Often I am asked, “Should I eliminate all weeds from my pasture?” My answer would be no, for a couple of reasons. First, it will take extensive and expensive care to maintain a weed free pasture and it is a difficult battle, since weeds will re-seed themselves yearly. The other reason is weeds do provide a vegetative cover and prevent soil erosion, plus some provide nutritional value in the horse’s diet. Most horses enjoy and seek out the tasteful bites of the dandelion plant, which is nutritional and non-toxic to horses. With the 2011 PA Manure Management Plan all pastures need to exhibit a 70% vegetative cover and weeds can be part of that cover. Many weeds are a nuisance for the horse owner, such as plants that produce burrs or thorns. Often these weeds are not toxic to horses, but we desire to eliminate them because they often over-run fence lines and become tangled in the horse’s mane and tail.
Desirable grass forage can also cause issues for horses. Clover is host to a toxin growth that can cause “slobbers” in horses. Tall fescue can be detrimental in the breeding operations causing still-born, abortion and dead in foals. Other grasses are a cause for photosensitive issues and metabolic issues. The horse owner needs to know what is growing in the pasture to be prepared for issues vegetative growth can induce when digested by the horse.
Some of the toxic weeds and plants that should be eliminated or controlled within the pasture include: Buttercups, Horsenettle, Pokeweed, Nightshade varieties, Poison Hemlock, Water Hemlock, Jimson, Milkweed, Cherry (black, pin and choke), Red Maple, Black Walnut, budding Oak leaves and acorns, Rhododendron, Mountain Laurel, Azalea, Bracken Fern, Yew
(English or Japanese), Lilly of the Valley, day lilies, Tulips, Hyacinths, Boxwood, Trumpet Vine, Wisteria, Clematis, Bleeding Hearts, Dutchman’s Breeches, Foxglove, English Ivy, Hydrangea, Holly, Morning Glory, Iris, Lupine and Daffodil. Are these all of the toxic plants? Unfortunately, the list can go on and on, but these are the most common domestic and wild plants, trees and weeds that we find existing in the Northeast region.

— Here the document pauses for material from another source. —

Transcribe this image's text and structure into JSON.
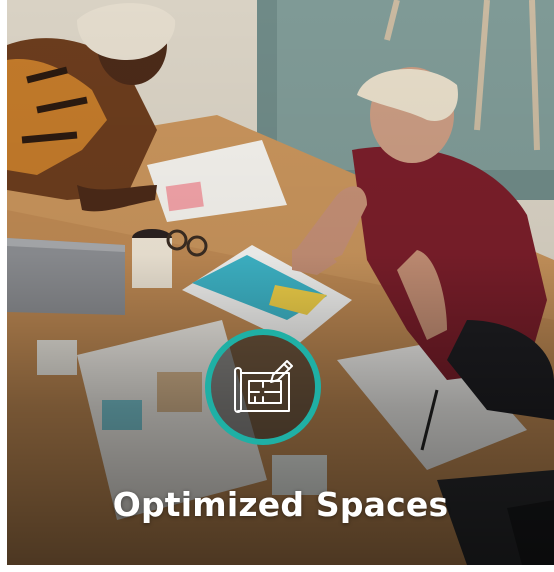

You may have noticed that many of the plants mentioned as toxic are found in wetlands and forest areas. Horse pastures should not be constructed in those areas. Horses in the wild exist on open grassland and only use forest areas for protection during inclement weather and only visit wetland areas when finding a drinking source. Horses pastured in areas surrounding creeks and wetlands tend to have issues with mud induced ailments, plus the hoofs of the horses are very destructive to soils that are wet and soft. Many grasses cannot endure disturbance in wetland areas and that is why those areas tend to be populated by non-grass growth.
If you have difficulty in identifying the undesirables there are many resources such as the book, The Weeds of the Northeast by Richard Hart Uva, Joseph Crowell Neal, and Joseph M. DiTomaso. Identifying Pasture Grasses by Dan Undersander, Michael Casler, Dennis Cosgrove and Identifying Pasture Legumes by Dennis Cosgrove and Dan Undersander are both excellent resources for identifying desirable pasture forage. There is an extensive resource of flowering plants for both gardens and wild flowers that could be found on line or in your local bookstore. Contact your local extension office for assistance in locating weeds, plant and grass resources. Penn State has a variety of fact sheets and resources available at publications http://pubs.cas.psu.edu/Publications.asp.